And if you listed Sony's Digital Edition Reader as your backup gift request, then it's a double dose of 'bah, humbug' coming your way. It too is in short supply, and Sony said it could not guarantee it would have enough to fulfill demand in time for Christmas.
The situation isn't dissimilar from what Amazon went through last year with its Kindle e-book reader, although the current king of the hill has managed to get its distribution channel squared away since then. So why are Sony and Barnes and Noble struggling?
"Even without specific problems in the supply chain, the manufacturing process takes time for new products -- it could be 3 months from the time they place the orders with their factories until they actually ship," Sarah Epss, an analyst at Forrester Research, said in an email. "Sony and B&N wanted to show the market they could compete with Amazon for the holiday season. Consumers responded enthusiastically, but unfortunately, these companies are struggling to deliver on their promise. Now they have to face disappointed consumers with empty packages under the tree."
According to Epps, both companies jumped the gun on their products announcements because neither was truly ready for the holiday shopping season.
If the Barnes and Noble Nook sounds like a great Christmas present, you might want to preorder one now. Everyone’s favorite bookseller has announced that due to massive demand, Nook preorders have been pushed into December. There are also reports that Barnes and Noble stores will have no in-store Nooks until mid December.
According to a Barnes and Noble spokesperson, “Nook has quickly become the fastest selling product at Barnes & Noble. In fact, there is so much consumer interest in Nook, that pre-orders have exceeded our expectations." The Nook will be selling for $259 whenever you can find one. Barnes and Noble opened their eBook store back in July and it currently offers over 700,000 titles.
The Nook will be going up against Amazon’s Kindle reader. B&N is hoping to leverage their brick and mortar stores to gain an advantage over the all online Amazon. Are you considering getting an ebook reader this holiday season?
The Nook is off to a rough start. Spring Design has sued Barnes & Noble over what it alleges are the misappropriation of trade secrets and the violation of a non-disclosure agreement. Spring Design is claiming that pirated design features from its dual-screen Alex eReader, incorporating them in to Barnes & Noble’s Nook eReader.

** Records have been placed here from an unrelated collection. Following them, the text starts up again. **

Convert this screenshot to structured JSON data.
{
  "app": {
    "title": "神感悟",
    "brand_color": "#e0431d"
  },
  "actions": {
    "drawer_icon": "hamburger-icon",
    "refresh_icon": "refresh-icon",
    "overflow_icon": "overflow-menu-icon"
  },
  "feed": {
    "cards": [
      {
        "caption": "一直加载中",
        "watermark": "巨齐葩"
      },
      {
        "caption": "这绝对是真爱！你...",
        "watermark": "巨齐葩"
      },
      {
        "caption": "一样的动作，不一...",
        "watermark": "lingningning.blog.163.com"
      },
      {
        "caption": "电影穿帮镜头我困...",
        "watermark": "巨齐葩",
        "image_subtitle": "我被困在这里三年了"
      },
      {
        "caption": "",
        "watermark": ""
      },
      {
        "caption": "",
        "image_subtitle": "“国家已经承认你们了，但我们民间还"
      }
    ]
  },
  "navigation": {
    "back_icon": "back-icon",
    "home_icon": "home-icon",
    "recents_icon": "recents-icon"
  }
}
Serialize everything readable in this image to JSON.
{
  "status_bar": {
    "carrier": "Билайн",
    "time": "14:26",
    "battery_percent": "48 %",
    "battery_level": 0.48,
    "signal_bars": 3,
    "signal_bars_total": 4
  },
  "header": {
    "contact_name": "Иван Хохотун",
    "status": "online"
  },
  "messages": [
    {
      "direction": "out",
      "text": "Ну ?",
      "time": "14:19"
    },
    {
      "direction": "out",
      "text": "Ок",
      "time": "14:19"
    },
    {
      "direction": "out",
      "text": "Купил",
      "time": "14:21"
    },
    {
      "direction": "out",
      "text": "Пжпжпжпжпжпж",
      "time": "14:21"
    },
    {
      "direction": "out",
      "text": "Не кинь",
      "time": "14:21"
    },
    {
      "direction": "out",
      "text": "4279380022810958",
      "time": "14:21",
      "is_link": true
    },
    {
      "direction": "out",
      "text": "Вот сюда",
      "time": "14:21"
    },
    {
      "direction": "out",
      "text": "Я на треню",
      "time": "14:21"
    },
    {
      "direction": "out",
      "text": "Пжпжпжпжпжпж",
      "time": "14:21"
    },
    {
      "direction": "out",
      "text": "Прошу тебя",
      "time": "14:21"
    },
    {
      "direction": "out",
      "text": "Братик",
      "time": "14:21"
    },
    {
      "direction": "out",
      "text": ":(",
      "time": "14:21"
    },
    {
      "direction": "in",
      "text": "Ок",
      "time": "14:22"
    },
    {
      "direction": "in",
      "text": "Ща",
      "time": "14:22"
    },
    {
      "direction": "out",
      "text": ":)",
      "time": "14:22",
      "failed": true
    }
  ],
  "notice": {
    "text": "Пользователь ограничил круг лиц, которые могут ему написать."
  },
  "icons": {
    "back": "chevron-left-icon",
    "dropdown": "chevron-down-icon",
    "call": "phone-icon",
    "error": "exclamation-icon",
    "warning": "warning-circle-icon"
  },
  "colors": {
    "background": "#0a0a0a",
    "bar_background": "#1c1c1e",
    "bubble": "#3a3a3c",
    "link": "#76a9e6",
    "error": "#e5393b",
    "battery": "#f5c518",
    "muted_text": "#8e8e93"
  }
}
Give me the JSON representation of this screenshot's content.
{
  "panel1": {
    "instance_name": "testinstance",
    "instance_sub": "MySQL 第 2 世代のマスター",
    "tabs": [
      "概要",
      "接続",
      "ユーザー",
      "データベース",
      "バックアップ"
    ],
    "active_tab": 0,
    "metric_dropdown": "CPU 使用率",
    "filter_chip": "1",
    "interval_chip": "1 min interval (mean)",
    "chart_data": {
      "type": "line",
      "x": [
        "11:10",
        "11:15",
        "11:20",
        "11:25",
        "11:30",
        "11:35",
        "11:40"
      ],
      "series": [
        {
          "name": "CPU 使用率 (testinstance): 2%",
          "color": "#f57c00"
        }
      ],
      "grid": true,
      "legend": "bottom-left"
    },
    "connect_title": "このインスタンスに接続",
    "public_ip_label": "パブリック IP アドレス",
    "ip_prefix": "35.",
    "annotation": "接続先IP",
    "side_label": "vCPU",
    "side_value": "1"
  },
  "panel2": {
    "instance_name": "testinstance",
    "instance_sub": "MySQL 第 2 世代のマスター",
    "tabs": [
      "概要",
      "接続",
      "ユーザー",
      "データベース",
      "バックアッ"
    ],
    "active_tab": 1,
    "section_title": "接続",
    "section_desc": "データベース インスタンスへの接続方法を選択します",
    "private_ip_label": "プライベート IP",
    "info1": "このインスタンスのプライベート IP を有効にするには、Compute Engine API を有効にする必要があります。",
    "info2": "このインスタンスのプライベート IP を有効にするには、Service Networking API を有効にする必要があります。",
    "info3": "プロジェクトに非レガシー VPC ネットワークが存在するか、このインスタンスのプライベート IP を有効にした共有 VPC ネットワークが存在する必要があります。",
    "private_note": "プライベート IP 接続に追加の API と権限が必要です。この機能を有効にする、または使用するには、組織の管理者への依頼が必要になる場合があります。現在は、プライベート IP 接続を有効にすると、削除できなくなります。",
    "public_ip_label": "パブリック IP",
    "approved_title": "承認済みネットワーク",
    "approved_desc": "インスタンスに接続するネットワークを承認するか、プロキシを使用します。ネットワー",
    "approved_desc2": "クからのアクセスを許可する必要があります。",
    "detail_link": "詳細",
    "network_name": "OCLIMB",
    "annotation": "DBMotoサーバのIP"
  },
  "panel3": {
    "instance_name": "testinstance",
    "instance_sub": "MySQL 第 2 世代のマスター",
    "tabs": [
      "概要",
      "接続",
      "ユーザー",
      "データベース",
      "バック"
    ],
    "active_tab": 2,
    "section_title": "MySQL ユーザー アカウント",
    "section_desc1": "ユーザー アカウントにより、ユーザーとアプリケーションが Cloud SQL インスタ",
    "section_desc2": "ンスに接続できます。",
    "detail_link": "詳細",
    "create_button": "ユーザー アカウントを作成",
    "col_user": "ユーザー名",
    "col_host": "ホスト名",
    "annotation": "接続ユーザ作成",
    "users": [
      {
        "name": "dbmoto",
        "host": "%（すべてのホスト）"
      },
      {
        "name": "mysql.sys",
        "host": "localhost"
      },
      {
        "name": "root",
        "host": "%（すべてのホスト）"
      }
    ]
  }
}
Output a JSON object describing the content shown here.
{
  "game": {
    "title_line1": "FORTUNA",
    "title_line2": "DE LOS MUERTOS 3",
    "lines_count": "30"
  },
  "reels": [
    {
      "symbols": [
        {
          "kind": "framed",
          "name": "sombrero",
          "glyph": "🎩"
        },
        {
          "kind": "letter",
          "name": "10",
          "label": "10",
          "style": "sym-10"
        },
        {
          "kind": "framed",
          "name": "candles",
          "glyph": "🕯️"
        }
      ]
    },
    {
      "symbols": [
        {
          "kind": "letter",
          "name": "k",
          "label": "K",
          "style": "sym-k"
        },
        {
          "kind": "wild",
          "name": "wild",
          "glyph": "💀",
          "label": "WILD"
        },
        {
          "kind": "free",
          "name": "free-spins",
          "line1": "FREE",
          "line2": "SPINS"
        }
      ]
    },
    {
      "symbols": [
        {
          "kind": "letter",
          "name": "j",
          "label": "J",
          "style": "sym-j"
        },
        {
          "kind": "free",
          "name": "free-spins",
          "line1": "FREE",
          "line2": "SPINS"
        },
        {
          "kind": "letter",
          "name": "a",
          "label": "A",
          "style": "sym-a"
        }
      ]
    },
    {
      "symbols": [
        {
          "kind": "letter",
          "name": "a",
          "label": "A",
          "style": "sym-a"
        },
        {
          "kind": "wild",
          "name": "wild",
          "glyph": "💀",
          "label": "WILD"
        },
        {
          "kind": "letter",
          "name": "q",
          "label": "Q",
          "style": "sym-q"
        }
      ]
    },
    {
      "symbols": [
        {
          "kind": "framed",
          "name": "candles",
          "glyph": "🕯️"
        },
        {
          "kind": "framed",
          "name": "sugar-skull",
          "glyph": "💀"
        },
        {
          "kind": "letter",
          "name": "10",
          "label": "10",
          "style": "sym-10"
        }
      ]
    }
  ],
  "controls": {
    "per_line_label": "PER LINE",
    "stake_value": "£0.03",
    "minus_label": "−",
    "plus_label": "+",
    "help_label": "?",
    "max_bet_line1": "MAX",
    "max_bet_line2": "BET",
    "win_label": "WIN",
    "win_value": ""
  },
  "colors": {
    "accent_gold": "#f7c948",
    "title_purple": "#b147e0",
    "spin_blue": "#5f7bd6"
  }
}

The point of contention for Spring Design is something it calls the Duet Navigator. This design feature consists of a gray-scale upper screen for reading text, and a lower color screen for navigation. Interestingly, the Nook possesses the same basic design feature. Spring Design says it started filing patents on the Alex back in 2006. (The patent on the Duet Navigator is still pending.) Barnes & Noble apparently co-opted the ideas while working with Spring Design earlier this year.
Darren Murph, over at Engadget, made the early call on this: “Judging by the hastily prepared web site coincidentally appearing on the eve of the B&N device launch, and the domain’s registrar, Albert Teng, who has numerous patent applications (not patents granted) covering ‘electronic devices having complementary dual-displays,’ we’d say this announcement is quite possibly a desperate attempt to lay claim on intellectual property rights instead of a real product with real manufacturers and real content partners.”